“Or watch her little sister in the Jack Frost song,” said another.

“We will shut our eyes!” exclaimed another.

“And the middle-sized and short girls need not choose Susie in the games,” came from another.

“We will tell them not to. They will choose Dolly,” cried a fifth.

“But Dolly looks so horrid, I am much ashamed of her,” was Hannah Straight Tree’s answer.

Cordelia Running Bird heard the fierce discussion through the open door, near which she knelt at work, and the bitter tears ran down her face.

When at length her work was done as well as she was able, and the last stair wiped, she went back upstairs on tiptoe to inspect her floor and see if it was dry. She was met by Hannah Straight Tree on the upper landing, carrying a pail of scrub water, mixed with ashes, from the dormitory. Hannah set it on the top stair, and then glanced wickedly at Cordelia through half-closed eyes that meant mischief.

“What if I should tip it over?” she said.

“Ee! You must not. It would freeze, and I should have to scald my hands with too hot water, thawing it!” exclaiming Cordelia Running Bird, rushing to prevent her.

In her haste to keep the pail from being overturned Cordelia hit it with her foot, upsetting it herself. The stairs were deluged with the contents, Hannah Straight Tree fell back with a laugh. “Now see what you have done yourself! I did not spill one drop. You cannot say I did.”

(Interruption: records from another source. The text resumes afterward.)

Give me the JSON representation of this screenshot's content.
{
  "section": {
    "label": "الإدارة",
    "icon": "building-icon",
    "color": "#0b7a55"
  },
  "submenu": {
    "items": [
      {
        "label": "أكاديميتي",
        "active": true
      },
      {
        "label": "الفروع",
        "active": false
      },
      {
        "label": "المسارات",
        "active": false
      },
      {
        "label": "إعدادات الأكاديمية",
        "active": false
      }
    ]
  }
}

Cordelia Running Bird burst into upbraiding exclamations in Dakota, which, because they wished them to learn to speak English, was a forbidden language in the school except on Sundays and on holidays. By an odd mishap of memory, Cordelia was apt to break the rule in moments of excitement, and she knew the penalty too well.

“Now you have talked Dakota, and you must report yourself,” Hannah Straight Tree said triumphantly. “You wished the dormitory girls would have to lie in bed now you must lie in bed yourself. You cannot feather-stitch or speak to anyone.”

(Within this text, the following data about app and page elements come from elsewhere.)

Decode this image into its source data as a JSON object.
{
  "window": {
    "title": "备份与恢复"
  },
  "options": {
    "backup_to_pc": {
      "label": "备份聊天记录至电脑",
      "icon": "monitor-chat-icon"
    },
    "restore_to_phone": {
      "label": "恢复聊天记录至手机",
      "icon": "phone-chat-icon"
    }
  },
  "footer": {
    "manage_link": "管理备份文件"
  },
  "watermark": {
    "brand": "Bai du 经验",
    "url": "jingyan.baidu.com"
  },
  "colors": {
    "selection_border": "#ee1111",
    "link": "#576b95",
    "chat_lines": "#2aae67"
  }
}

The unclean water froze upon the stairs, and Cordelia Running Bird’s work of thawing it with hot water was a long and painful process. When it was accomplished, though but poorly, she went upstairs a second time, passing through the front hall to the white mother’s room to report that she had spoken in Dakota.

“Again, Cordelia? How can you forget so often?” said the young white mother in a seriously inquiring tone.

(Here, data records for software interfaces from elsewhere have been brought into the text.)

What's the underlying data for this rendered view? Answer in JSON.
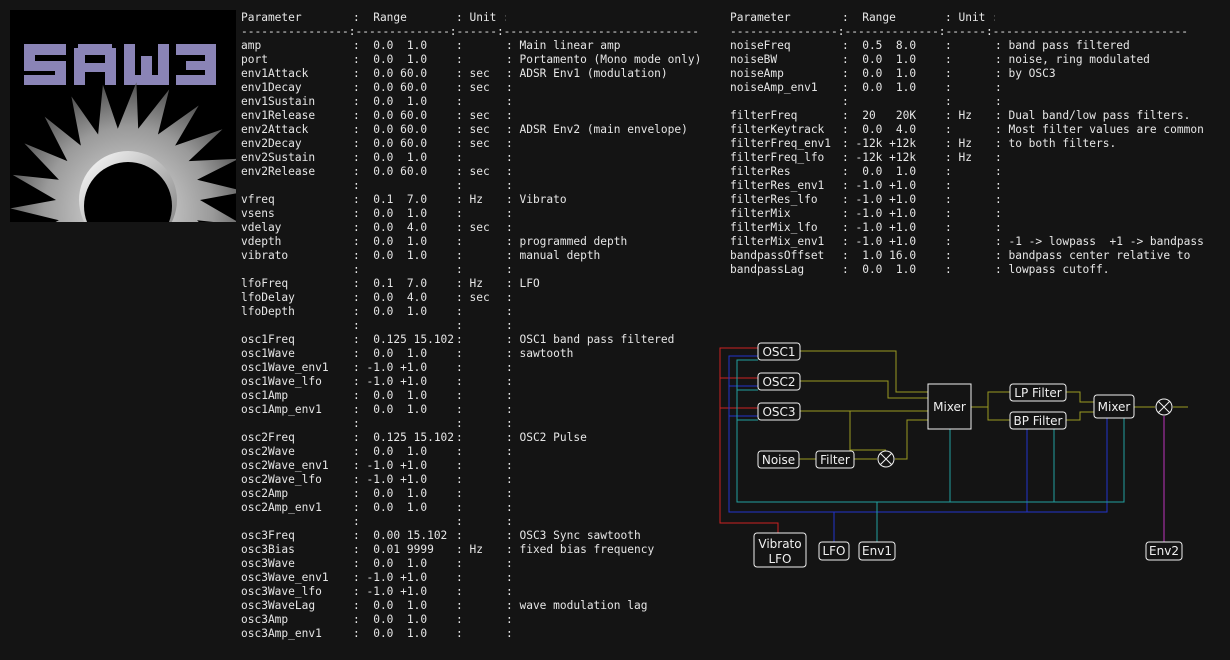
{
  "logo": {
    "text": "SAW3"
  },
  "left_table": {
    "header": [
      "Parameter",
      ":  Range",
      ": Unit :",
      ""
    ],
    "separator": "----------------:--------------:------:-----------------------------",
    "rows": [
      [
        "amp",
        ":  0.0  1.0",
        ":",
        ": Main linear amp"
      ],
      [
        "port",
        ":  0.0  1.0",
        ":",
        ": Portamento (Mono mode only)"
      ],
      [
        "env1Attack",
        ":  0.0 60.0",
        ": sec",
        ": ADSR Env1 (modulation)"
      ],
      [
        "env1Decay",
        ":  0.0 60.0",
        ": sec",
        ":"
      ],
      [
        "env1Sustain",
        ":  0.0  1.0",
        ":",
        ":"
      ],
      [
        "env1Release",
        ":  0.0 60.0",
        ": sec",
        ":"
      ],
      [
        "env2Attack",
        ":  0.0 60.0",
        ": sec",
        ": ADSR Env2 (main envelope)"
      ],
      [
        "env2Decay",
        ":  0.0 60.0",
        ": sec",
        ":"
      ],
      [
        "env2Sustain",
        ":  0.0  1.0",
        ":",
        ":"
      ],
      [
        "env2Release",
        ":  0.0 60.0",
        ": sec",
        ":"
      ],
      [
        "",
        ":",
        ":",
        ":"
      ],
      [
        "vfreq",
        ":  0.1  7.0",
        ": Hz",
        ": Vibrato"
      ],
      [
        "vsens",
        ":  0.0  1.0",
        ":",
        ":"
      ],
      [
        "vdelay",
        ":  0.0  4.0",
        ": sec",
        ":"
      ],
      [
        "vdepth",
        ":  0.0  1.0",
        ":",
        ": programmed depth"
      ],
      [
        "vibrato",
        ":  0.0  1.0",
        ":",
        ": manual depth"
      ],
      [
        "",
        ":",
        ":",
        ":"
      ],
      [
        "lfoFreq",
        ":  0.1  7.0",
        ": Hz",
        ": LFO"
      ],
      [
        "lfoDelay",
        ":  0.0  4.0",
        ": sec",
        ":"
      ],
      [
        "lfoDepth",
        ":  0.0  1.0",
        ":",
        ":"
      ],
      [
        "",
        ":",
        ":",
        ":"
      ],
      [
        "osc1Freq",
        ":  0.125 15.102",
        ":",
        ": OSC1 band pass filtered"
      ],
      [
        "osc1Wave",
        ":  0.0  1.0",
        ":",
        ": sawtooth"
      ],
      [
        "osc1Wave_env1",
        ": -1.0 +1.0",
        ":",
        ":"
      ],
      [
        "osc1Wave_lfo",
        ": -1.0 +1.0",
        ":",
        ":"
      ],
      [
        "osc1Amp",
        ":  0.0  1.0",
        ":",
        ":"
      ],
      [
        "osc1Amp_env1",
        ":  0.0  1.0",
        ":",
        ":"
      ],
      [
        "",
        ":",
        ":",
        ":"
      ],
      [
        "osc2Freq",
        ":  0.125 15.102",
        ":",
        ": OSC2 Pulse"
      ],
      [
        "osc2Wave",
        ":  0.0  1.0",
        ":",
        ":"
      ],
      [
        "osc2Wave_env1",
        ": -1.0 +1.0",
        ":",
        ":"
      ],
      [
        "osc2Wave_lfo",
        ": -1.0 +1.0",
        ":",
        ":"
      ],
      [
        "osc2Amp",
        ":  0.0  1.0",
        ":",
        ":"
      ],
      [
        "osc2Amp_env1",
        ":  0.0  1.0",
        ":",
        ":"
      ],
      [
        "",
        ":",
        ":",
        ":"
      ],
      [
        "osc3Freq",
        ":  0.00 15.102",
        ":",
        ": OSC3 Sync sawtooth"
      ],
      [
        "osc3Bias",
        ":  0.01 9999",
        ": Hz",
        ": fixed bias frequency"
      ],
      [
        "osc3Wave",
        ":  0.0  1.0",
        ":",
        ":"
      ],
      [
        "osc3Wave_env1",
        ": -1.0 +1.0",
        ":",
        ":"
      ],
      [
        "osc3Wave_lfo",
        ": -1.0 +1.0",
        ":",
        ":"
      ],
      [
        "osc3WaveLag",
        ":  0.0  1.0",
        ":",
        ": wave modulation lag"
      ],
      [
        "osc3Amp",
        ":  0.0  1.0",
        ":",
        ":"
      ],
      [
        "osc3Amp_env1",
        ":  0.0  1.0",
        ":",
        ":"
      ]
    ]
  },
  "right_table": {
    "header": [
      "Parameter",
      ":  Range",
      ": Unit :",
      ""
    ],
    "separator": "----------------:--------------:------:-----------------------------",
    "rows": [
      [
        "noiseFreq",
        ":  0.5  8.0",
        ":",
        ": band pass filtered"
      ],
      [
        "noiseBW",
        ":  0.0  1.0",
        ":",
        ": noise, ring modulated"
      ],
      [
        "noiseAmp",
        ":  0.0  1.0",
        ":",
        ": by OSC3"
      ],
      [
        "noiseAmp_env1",
        ":  0.0  1.0",
        ":",
        ":"
      ],
      [
        "",
        ":",
        ":",
        ":"
      ],
      [
        "filterFreq",
        ":  20   20K",
        ": Hz",
        ": Dual band/low pass filters."
      ],
      [
        "filterKeytrack",
        ":  0.0  4.0",
        ":",
        ": Most filter values are common"
      ],
      [
        "filterFreq_env1",
        ": -12k +12k",
        ": Hz",
        ": to both filters."
      ],
      [
        "filterFreq_lfo",
        ": -12k +12k",
        ": Hz",
        ":"
      ],
      [
        "filterRes",
        ":  0.0  1.0",
        ":",
        ":"
      ],
      [
        "filterRes_env1",
        ": -1.0 +1.0",
        ":",
        ":"
      ],
      [
        "filterRes_lfo",
        ": -1.0 +1.0",
        ":",
        ":"
      ],
      [
        "filterMix",
        ": -1.0 +1.0",
        ":",
        ":"
      ],
      [
        "filterMix_lfo",
        ": -1.0 +1.0",
        ":",
        ":"
      ],
      [
        "filterMix_env1",
        ": -1.0 +1.0",
        ":",
        ": -1 -> lowpass  +1 -> bandpass"
      ],
      [
        "bandpassOffset",
        ":  1.0 16.0",
        ":",
        ": bandpass center relative to"
      ],
      [
        "bandpassLag",
        ":  0.0  1.0",
        ":",
        ": lowpass cutoff."
      ]
    ]
  },
  "diagram": {
    "osc1": "OSC1",
    "osc2": "OSC2",
    "osc3": "OSC3",
    "noise": "Noise",
    "filter": "Filter",
    "mixer1": "Mixer",
    "lp_filter": "LP Filter",
    "bp_filter": "BP Filter",
    "mixer2": "Mixer",
    "vibrato_lfo_l1": "Vibrato",
    "vibrato_lfo_l2": "LFO",
    "lfo": "LFO",
    "env1": "Env1",
    "env2": "Env2",
    "colors": {
      "audio": "#9a9a22",
      "vibrato": "#cc2222",
      "lfo": "#2233cc",
      "env1": "#22a0a0",
      "env2": "#bb33bb"
    }
  }
}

The little Indian girl’s excitement had now given place to discouragement. She was silent for some time, then she murmured an original defense.

“The cross thoughts come in Indian, and I speak them out that way. Che-cha (hateful) means much more in Indian than in English. Dakota is my own language, and it tells me how to scold just right.”

“No, dear, just wrong,” was the reply. Then looking at the draggled little figure with head drooped moodily and smarting hands locked tightly at the sides, the white mother added, “You have had a cold, hard time this morning in the hall, I know. Have you been cross about your work?” The gentle voice invited confidence, but it did not melt Cordelia Running Bird.

“Yes, ma’am. I was very cross at Hannah Straight Tree and the dormitory girls. I called the dormitory girls a name, and then a pail of very dirty water was tipped over on my stairs, so again I had to clean them, and I screamed at Hannah Straight Tree in Dakota.”

“Did Hannah tip it over?”

“No, ma’am, I tipped it over.”

With all her sense of injury, Cordelia Running Bird would not tell tales to divide the blame.

The white mother saw that there was more than she knew of connected with the trouble in the hall, but seeing that the race mood was upon Cordelia, she forbore all further questions.

“It has often been explained that if the older pupils spoke Dakota very much the little ones would speak it, too, and not learn English as they should,” she said. “I’m sorry that the cross thoughts caused you to forget, Cordelia Running Bird.”

“I am very cross now,” said Cordelia, fearing her confession might be misconstrued as a repentance. “I have enemies that I am hating very hard. I shall be thinking Indian thoughts about them while I lie in bed.”

“I hope the cross thoughts will leave you if you lie in bed, where you can be alone, and try to drive them out. I will send your dinner to the dormitory,” said the white mother.

“I cannot eat one bite for many days. I wish to starve,” Cordelia Running Bird said, as she turned away.